Top Menu

3 Responses to Nat’l Record Store Day footnote: my years at Sam Goody records

  1. Frederick Paul Walter April 24, 2015 at 6:03 am #

    It’s sad to read about snooty, self-appointed experts such as Louis Weber – a little man puffing himself up by demeaning others. Had he and his elitist sort behaved differently, maybe Goody would still be in business and classical music would still be a popular commodity in the U.S. But Goody’s gone for good, and the classics are widely loved only in Europe, Asia, the Antipodes, and S. America – i.e., everywhere but here. Thanks, Lou, for your arrogant airs, pointy-headed pretensions, and antisocial misbehavior. What a way to run a business … into the ground.

    • Matthew Lasar April 24, 2015 at 12:47 pm #

      Hey Frederick: I totally hear you. It’s hard to translate Lou Weber into the present. He was a mid-20th century New York City kind of thing, and in that context, lots of people thought he was kind of fun.

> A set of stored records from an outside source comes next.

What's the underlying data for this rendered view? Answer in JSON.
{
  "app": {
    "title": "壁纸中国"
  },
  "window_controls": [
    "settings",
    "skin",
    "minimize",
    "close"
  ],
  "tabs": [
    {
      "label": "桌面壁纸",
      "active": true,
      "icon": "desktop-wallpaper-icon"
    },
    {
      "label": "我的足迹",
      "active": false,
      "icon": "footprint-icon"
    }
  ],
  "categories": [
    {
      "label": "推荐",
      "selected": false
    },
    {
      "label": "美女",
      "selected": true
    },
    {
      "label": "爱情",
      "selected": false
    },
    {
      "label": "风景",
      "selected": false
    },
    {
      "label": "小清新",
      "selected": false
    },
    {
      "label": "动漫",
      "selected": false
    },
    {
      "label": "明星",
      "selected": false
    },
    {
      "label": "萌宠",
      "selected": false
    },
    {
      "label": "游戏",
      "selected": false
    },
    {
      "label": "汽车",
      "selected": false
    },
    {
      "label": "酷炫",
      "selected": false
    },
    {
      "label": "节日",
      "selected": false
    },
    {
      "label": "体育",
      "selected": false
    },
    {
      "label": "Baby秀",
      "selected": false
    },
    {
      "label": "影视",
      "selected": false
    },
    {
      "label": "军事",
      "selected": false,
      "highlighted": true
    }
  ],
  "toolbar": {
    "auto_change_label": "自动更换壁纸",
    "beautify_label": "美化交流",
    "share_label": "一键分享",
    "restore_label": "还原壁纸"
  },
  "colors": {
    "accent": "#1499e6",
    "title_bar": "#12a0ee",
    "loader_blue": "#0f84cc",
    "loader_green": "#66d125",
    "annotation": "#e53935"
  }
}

  2. Bill Jobson May 6, 2015 at 8:46 am #

    I came across the essays on the Ralph Mag website when I got an out-of-the-blue nostalgia for the Sam Goody I remember from the ’70s. Enjoyed reading them! It was my brother Steve, a Classical and Opera nut, who saw that store as the Emerald City of records. We grew up in the Bronx and went more frequently to the Cross County location up in Westchester. The staff was younger but knowledgeable and helpful. I remember one of them sitting up at the register playing “Stairway To Heaven” intro on an acoustic guitar, one of the musical instruments they sold in the store at the time. My kids, both currently in Brooklyn, enjoy the vinyl and book stores that have appeared in the last few years, staffed with people interested in what they sell. I can’t imagine the millennials developing into the sales types from back in the day, but time will tell.

Leave a Reply

Powered by WordPress. Designed by WooThemes